===== STUDY MATERIAL =====
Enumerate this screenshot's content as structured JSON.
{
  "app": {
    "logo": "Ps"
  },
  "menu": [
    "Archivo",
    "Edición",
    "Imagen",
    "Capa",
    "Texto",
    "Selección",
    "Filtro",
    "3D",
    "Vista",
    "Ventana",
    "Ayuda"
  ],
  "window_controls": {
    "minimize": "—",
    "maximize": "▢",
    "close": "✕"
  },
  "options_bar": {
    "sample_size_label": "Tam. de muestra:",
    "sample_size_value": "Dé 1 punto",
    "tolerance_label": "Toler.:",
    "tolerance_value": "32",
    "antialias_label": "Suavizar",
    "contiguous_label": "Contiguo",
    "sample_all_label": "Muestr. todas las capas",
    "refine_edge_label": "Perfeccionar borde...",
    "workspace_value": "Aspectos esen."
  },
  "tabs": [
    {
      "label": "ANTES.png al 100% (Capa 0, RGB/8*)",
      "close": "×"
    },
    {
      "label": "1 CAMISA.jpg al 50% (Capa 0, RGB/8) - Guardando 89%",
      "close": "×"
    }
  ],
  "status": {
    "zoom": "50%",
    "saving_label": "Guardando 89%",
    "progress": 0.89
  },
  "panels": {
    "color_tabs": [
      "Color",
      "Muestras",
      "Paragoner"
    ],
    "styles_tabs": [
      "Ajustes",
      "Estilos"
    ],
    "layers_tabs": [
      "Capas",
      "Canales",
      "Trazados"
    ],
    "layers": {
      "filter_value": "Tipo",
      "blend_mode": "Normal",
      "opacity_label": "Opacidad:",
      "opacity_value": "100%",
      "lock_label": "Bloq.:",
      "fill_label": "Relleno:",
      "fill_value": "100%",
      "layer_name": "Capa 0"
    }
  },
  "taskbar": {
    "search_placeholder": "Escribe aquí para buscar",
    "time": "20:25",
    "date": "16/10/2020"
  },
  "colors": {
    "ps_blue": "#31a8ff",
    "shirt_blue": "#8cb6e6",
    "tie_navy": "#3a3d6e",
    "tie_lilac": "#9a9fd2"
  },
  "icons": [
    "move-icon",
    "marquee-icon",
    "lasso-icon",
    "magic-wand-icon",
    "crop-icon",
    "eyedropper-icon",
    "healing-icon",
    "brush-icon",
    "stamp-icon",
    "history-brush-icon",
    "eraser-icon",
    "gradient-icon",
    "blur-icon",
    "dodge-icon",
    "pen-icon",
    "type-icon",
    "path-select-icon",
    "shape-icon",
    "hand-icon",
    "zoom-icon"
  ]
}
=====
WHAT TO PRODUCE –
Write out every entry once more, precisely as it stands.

EXERCISE OUTPUT –
Enumerate this screenshot's content as structured JSON.
{
  "app": {
    "logo": "Ps"
  },
  "menu": [
    "Archivo",
    "Edición",
    "Imagen",
    "Capa",
    "Texto",
    "Selección",
    "Filtro",
    "3D",
    "Vista",
    "Ventana",
    "Ayuda"
  ],
  "window_controls": {
    "minimize": "—",
    "maximize": "▢",
    "close": "✕"
  },
  "options_bar": {
    "sample_size_label": "Tam. de muestra:",
    "sample_size_value": "Dé 1 punto",
    "tolerance_label": "Toler.:",
    "tolerance_value": "32",
    "antialias_label": "Suavizar",
    "contiguous_label": "Contiguo",
    "sample_all_label": "Muestr. todas las capas",
    "refine_edge_label": "Perfeccionar borde...",
    "workspace_value": "Aspectos esen."
  },
  "tabs": [
    {
      "label": "ANTES.png al 100% (Capa 0, RGB/8*)",
      "close": "×"
    },
    {
      "label": "1 CAMISA.jpg al 50% (Capa 0, RGB/8) - Guardando 89%",
      "close": "×"
    }
  ],
  "status": {
    "zoom": "50%",
    "saving_label": "Guardando 89%",
    "progress": 0.89
  },
  "panels": {
    "color_tabs": [
      "Color",
      "Muestras",
      "Paragoner"
    ],
    "styles_tabs": [
      "Ajustes",
      "Estilos"
    ],
    "layers_tabs": [
      "Capas",
      "Canales",
      "Trazados"
    ],
    "layers": {
      "filter_value": "Tipo",
      "blend_mode": "Normal",
      "opacity_label": "Opacidad:",
      "opacity_value": "100%",
      "lock_label": "Bloq.:",
      "fill_label": "Relleno:",
      "fill_value": "100%",
      "layer_name": "Capa 0"
    }
  },
  "taskbar": {
    "search_placeholder": "Escribe aquí para buscar",
    "time": "20:25",
    "date": "16/10/2020"
  },
  "colors": {
    "ps_blue": "#31a8ff",
    "shirt_blue": "#8cb6e6",
    "tie_navy": "#3a3d6e",
    "tie_lilac": "#9a9fd2"
  },
  "icons": [
    "move-icon",
    "marquee-icon",
    "lasso-icon",
    "magic-wand-icon",
    "crop-icon",
    "eyedropper-icon",
    "healing-icon",
    "brush-icon",
    "stamp-icon",
    "history-brush-icon",
    "eraser-icon",
    "gradient-icon",
    "blur-icon",
    "dodge-icon",
    "pen-icon",
    "type-icon",
    "path-select-icon",
    "shape-icon",
    "hand-icon",
    "zoom-icon"
  ]
}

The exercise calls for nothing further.